Section 5 of the act in particular is in trouble. It requires a number of states, mostly in the South and all with a history of discrimination, to get permission from the federal government before changing their election procedures.

As Columbia law professor Nathaniel Persily warns in The New York Times, we should begin preparing now for the likelihood that this landmark law will be struck down.

This should be unthinkable, especially given all of the efforts to suppress voting rights over the past year. In June it was Pennsylvania state House Republican Leader Mike Turzai who boasted that the state's new voter ID law would "allow Governor Romney to win the state of Pennsylvania." He didn't say this because there was any evidence of voter fraud in Pennsylvania. There isn't. But the statute would have permitted hundreds of thousands of voters to be disenfranchised.

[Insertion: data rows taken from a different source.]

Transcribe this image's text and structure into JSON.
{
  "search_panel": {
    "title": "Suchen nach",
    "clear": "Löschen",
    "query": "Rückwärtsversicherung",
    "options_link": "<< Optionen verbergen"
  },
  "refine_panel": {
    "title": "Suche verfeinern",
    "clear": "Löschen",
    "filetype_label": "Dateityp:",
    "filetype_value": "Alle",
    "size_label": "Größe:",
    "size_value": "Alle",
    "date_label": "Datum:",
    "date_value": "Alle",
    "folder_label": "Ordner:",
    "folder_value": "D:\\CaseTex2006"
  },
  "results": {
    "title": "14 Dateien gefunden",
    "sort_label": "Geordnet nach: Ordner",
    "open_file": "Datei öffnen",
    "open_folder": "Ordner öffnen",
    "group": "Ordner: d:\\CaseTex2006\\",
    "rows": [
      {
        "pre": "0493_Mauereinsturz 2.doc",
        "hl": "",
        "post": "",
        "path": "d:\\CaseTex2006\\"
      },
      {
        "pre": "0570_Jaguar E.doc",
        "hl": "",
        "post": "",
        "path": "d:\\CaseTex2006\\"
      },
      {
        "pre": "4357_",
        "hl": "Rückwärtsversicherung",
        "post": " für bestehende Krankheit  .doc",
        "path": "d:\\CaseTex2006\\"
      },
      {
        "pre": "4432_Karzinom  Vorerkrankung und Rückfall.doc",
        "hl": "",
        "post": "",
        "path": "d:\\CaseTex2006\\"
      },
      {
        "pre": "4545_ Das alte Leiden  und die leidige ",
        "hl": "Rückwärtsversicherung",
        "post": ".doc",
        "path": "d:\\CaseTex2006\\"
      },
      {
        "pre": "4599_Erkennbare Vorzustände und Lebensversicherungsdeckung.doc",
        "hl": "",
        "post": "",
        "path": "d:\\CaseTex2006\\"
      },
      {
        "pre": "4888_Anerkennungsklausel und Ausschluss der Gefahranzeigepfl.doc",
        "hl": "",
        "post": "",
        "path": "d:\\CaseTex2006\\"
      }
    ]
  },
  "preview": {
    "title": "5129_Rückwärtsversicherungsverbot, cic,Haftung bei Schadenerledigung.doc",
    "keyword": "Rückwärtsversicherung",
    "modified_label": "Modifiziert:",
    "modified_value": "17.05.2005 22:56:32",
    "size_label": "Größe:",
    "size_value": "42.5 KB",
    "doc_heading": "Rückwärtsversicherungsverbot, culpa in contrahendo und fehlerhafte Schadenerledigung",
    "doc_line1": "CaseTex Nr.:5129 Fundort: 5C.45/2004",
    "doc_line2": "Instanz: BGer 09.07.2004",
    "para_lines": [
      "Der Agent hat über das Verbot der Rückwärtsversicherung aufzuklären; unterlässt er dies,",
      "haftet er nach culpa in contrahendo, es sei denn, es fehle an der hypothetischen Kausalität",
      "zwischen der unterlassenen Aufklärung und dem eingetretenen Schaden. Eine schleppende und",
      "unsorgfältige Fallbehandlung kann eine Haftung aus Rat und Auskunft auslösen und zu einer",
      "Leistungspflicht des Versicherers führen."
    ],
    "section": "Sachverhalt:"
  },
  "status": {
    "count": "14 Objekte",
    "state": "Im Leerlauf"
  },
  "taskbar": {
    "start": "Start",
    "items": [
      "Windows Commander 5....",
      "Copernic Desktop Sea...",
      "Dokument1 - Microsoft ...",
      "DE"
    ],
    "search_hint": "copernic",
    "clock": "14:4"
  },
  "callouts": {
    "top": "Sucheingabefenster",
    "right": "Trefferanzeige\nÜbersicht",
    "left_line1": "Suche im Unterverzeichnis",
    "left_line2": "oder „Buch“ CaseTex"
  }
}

Last weekend, it was Wisconsin state Sen. and Romney campaign co-chair Alberta Darling who suggested that Romney would have won Wisconsin if voter ID laws had been in place. Again there is no evidence of voter fraud. Fortunately, courts either delayed or banned enforcement of these statutes. And President Obama won both states by more than 200,000 votes.

Turzai and Darling are two examples of Republican state legislators honest enough in their comments to make clear what underlies this massive effort to enact voter ID laws: Republicans believe that suppressing voting rights is a legitimate campaign strategy. We shouldn't forget that more than 30 states have passed some form of a Voter ID law, and by the next election the number of states with strict photo ID laws will certainly increase. All to combat a problem that we know, and they know, doesn't exist.

That is why the Federal Voting Rights Act is so important. It is that statute that protected the right to vote, led to these unfortunate state laws being overturned, and made it possible to re-elect our first African-American president. Let's hope the Supreme Court realizes this.